“I’m at a point in my life where it’s like, ‘Of course I’m pissed off! Of course I’m confused! Of course I’m fucked up!’ I don’t know shit. With every year that goes by, I know less! But I’m not in a position where I have much interest in saying that loudly. I don’t have a lot of interest in being loud whatsoever!”

With Casualties Of Cool now released into the wild, Townsend is already shoulder-deep in his next project, the follow-up to 2007’s purposefully ludicrous and fart-obsessed Ziltoid The Omniscient. Long-time fans will be more than familiar with the titular coffee-swilling alien puppet loonbag, of course, but as is so often the case in DT World, the leap from Casualties… to this next flight of demented fancy will be nothing less than tangential, bewildering and gloriously jarring. From inventing prog-country to conquering the galaxy in one slightly clumsy bound, Devin Townsend remains a beacon for progressive thinking in an increasingly superficial world.

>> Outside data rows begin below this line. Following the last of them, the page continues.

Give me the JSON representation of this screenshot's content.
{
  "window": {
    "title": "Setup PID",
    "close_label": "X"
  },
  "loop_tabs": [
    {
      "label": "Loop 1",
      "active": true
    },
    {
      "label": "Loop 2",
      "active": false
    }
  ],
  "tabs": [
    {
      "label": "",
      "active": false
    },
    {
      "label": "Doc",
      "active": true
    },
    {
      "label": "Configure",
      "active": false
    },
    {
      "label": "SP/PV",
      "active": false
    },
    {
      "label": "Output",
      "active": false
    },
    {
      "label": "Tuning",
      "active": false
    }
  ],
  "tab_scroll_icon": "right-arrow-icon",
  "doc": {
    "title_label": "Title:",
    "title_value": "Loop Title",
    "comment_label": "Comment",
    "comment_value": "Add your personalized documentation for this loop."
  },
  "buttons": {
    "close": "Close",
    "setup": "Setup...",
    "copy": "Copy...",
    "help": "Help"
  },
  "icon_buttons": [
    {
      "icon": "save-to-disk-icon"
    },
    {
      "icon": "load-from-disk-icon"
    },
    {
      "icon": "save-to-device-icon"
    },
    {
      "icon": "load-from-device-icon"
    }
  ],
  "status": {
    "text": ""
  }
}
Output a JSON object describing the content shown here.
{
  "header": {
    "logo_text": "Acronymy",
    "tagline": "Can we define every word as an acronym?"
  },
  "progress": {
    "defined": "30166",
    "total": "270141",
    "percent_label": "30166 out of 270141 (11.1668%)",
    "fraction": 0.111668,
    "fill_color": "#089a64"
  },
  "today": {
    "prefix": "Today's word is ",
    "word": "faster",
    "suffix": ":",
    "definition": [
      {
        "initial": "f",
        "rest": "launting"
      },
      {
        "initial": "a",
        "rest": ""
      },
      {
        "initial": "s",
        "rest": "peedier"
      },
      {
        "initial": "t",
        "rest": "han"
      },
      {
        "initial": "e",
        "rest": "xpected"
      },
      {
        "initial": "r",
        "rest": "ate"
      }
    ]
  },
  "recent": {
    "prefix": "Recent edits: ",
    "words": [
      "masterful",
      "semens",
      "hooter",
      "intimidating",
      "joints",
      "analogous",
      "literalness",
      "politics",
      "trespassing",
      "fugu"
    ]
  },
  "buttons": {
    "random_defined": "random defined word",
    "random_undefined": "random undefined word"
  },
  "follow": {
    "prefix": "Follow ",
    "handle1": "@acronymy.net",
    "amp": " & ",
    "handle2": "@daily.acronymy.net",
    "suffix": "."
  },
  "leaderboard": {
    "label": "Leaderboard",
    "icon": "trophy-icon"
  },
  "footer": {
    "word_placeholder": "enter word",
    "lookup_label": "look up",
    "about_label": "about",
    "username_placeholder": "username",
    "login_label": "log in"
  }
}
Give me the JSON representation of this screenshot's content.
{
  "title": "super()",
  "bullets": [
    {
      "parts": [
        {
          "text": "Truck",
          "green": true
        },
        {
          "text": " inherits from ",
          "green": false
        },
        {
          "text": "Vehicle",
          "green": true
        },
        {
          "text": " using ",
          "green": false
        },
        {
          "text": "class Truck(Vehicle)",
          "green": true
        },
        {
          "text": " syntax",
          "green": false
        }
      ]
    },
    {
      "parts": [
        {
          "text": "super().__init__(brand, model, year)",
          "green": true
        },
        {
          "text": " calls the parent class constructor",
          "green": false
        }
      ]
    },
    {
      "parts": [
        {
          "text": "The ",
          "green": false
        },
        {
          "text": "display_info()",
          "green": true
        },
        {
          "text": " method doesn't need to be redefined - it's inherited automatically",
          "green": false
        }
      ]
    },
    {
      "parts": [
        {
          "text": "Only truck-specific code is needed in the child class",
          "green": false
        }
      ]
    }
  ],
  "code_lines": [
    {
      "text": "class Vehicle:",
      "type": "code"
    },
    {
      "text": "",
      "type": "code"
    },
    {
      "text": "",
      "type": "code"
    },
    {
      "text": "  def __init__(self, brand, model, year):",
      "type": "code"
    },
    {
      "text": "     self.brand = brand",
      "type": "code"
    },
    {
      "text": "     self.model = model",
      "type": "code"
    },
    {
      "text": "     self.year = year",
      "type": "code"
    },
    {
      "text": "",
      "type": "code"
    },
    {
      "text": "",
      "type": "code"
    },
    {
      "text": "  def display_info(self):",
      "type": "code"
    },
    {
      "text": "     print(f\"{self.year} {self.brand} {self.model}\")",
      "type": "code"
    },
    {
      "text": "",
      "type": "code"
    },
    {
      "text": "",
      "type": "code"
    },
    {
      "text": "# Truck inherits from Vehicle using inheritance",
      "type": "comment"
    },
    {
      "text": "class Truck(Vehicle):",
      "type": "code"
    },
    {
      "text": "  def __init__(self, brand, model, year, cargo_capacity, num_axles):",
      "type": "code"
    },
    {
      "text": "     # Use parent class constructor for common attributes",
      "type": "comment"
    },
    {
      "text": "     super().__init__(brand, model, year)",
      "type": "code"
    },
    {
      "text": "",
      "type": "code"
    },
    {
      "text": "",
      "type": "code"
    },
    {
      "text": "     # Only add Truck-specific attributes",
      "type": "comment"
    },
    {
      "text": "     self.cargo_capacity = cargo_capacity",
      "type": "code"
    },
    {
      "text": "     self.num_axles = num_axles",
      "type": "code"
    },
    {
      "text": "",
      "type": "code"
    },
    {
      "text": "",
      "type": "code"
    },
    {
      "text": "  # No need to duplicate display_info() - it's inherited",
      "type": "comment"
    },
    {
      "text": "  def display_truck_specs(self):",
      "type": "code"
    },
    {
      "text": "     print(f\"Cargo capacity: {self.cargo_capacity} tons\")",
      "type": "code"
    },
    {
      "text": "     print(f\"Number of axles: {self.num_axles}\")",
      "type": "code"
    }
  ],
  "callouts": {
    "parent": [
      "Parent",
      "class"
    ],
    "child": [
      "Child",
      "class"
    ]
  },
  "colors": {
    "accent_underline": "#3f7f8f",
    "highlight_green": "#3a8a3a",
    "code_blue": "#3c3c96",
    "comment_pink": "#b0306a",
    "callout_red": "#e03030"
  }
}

“Everything I’ve ever done pales in comparison to how stupid the new Ziltoid record is,” he states with a mischievous smile. “But if I step back and look at it as a statement and as a project, it’s really fucking well done! I have a demographic that has supported me and has allowed me to make records like Casualties…, and I don’t want to turn my back on that. I don’t want to be like, ‘I’m the metal guy! I’m the prog guy!’ and then ‘…and now I’m Johnny Cash and I’m gonna wear a cowboy hat everywhere!’

“I’m so stoked the audience lets me do that stuff, so when it comes to making Ziltoid, I’m not gonna phone it in. Life’s crazy and I want to be able to provide people with something they like. I’m willing to bust my ass for that. Sure, I get to whack off and do Casualties… or whatever, but yeah, I’m gonna keep making metal and pop songs. I’m gonna do it all!”

Casualties Of Cool is out now. For more information, see

Dom Lawson has been writing for Hammer and Prog for 14 intermittently enjoyable years and is extremely fond of heavy metal, progressive rock, coffee and snooker. He listens to more music than you. And then writes about it.